Data records for software interfaces
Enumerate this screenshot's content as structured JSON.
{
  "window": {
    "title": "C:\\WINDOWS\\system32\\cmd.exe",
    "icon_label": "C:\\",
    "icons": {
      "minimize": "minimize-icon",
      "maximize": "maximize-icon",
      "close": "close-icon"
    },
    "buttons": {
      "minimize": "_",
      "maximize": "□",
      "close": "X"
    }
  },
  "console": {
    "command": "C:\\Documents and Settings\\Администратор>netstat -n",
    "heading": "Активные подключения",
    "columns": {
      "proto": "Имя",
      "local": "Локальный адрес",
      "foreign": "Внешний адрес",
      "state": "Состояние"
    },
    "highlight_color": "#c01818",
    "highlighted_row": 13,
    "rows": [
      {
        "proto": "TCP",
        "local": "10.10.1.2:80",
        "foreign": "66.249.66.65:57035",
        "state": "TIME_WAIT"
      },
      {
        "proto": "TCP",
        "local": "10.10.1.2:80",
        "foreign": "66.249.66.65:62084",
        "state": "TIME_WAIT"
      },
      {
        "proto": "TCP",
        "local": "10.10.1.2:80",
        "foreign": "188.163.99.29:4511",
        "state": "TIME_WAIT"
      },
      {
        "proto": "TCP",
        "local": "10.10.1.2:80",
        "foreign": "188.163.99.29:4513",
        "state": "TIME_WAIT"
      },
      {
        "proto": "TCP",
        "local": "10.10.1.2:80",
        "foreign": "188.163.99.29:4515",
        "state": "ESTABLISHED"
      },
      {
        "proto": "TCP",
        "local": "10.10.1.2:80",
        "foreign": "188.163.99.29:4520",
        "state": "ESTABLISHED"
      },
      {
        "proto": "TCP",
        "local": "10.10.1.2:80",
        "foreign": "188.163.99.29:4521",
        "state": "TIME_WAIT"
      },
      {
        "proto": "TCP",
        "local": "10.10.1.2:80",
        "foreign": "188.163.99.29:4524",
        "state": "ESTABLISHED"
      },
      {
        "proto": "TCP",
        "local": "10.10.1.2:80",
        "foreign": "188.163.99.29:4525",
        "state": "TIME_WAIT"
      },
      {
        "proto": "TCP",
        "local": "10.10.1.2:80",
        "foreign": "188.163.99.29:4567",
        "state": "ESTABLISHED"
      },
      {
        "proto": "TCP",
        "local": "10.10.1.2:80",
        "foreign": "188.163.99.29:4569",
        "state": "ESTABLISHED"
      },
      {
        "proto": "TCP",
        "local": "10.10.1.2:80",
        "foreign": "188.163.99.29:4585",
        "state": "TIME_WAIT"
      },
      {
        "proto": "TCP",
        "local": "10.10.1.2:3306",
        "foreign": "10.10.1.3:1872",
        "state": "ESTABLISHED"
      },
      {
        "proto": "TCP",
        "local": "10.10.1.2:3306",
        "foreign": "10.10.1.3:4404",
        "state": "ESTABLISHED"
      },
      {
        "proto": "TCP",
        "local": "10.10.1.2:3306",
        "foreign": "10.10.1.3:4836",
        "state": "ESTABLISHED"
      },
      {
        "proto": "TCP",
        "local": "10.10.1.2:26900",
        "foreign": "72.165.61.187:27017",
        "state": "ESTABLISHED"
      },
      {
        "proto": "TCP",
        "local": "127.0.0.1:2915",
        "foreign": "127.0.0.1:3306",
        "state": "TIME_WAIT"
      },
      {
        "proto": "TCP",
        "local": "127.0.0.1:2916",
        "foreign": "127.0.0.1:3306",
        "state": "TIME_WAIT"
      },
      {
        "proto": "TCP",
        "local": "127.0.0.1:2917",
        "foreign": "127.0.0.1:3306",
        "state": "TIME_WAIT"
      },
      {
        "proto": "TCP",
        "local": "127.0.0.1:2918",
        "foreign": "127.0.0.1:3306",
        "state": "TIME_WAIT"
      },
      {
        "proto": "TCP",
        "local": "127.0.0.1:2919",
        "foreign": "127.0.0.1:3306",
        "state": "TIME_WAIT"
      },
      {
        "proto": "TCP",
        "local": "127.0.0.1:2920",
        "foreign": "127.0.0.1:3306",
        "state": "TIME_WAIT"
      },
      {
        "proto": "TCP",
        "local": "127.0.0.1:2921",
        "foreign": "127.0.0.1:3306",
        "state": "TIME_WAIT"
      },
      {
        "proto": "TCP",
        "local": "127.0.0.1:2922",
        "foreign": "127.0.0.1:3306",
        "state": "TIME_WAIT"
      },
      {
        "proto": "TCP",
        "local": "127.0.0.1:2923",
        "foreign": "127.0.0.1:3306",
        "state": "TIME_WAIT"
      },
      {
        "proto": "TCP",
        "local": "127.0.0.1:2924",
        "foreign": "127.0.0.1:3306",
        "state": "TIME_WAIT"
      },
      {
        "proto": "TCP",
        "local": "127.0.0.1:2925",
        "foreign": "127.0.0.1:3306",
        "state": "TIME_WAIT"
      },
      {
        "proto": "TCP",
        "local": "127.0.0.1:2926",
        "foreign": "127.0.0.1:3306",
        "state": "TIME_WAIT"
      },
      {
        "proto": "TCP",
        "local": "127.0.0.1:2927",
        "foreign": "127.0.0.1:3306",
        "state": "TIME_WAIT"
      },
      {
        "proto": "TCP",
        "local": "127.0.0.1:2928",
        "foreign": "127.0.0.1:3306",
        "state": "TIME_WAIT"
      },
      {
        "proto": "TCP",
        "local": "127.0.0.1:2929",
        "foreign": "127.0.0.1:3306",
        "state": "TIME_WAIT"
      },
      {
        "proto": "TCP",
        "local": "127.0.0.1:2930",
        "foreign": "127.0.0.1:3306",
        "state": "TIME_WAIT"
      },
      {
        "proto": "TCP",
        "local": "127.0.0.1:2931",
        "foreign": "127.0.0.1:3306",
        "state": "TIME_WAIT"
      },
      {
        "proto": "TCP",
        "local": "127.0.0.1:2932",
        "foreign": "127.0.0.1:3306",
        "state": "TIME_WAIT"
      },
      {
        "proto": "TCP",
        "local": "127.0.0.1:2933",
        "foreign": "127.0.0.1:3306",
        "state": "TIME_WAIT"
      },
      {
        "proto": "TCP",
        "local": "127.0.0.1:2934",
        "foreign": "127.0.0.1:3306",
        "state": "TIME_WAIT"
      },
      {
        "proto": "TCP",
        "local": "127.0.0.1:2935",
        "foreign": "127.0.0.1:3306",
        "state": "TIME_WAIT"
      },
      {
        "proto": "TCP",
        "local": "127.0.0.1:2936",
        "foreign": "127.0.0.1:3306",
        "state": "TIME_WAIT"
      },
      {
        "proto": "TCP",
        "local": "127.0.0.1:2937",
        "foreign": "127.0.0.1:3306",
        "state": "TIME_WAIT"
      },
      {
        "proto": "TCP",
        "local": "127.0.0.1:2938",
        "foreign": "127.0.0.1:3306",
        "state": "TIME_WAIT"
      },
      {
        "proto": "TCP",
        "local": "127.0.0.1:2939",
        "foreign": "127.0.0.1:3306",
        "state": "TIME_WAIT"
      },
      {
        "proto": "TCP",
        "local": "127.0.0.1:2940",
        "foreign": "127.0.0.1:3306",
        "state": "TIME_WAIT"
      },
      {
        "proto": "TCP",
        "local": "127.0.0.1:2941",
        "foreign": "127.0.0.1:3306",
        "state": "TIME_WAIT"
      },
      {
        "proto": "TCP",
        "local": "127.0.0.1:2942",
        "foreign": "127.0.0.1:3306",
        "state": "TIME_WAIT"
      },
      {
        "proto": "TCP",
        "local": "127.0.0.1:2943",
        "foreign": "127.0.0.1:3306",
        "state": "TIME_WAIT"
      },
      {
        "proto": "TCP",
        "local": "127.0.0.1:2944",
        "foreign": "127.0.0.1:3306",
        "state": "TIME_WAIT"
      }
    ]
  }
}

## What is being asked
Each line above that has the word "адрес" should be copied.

## Response to the task
      "local": "Локальный адрес",
      "foreign": "Внешний адрес",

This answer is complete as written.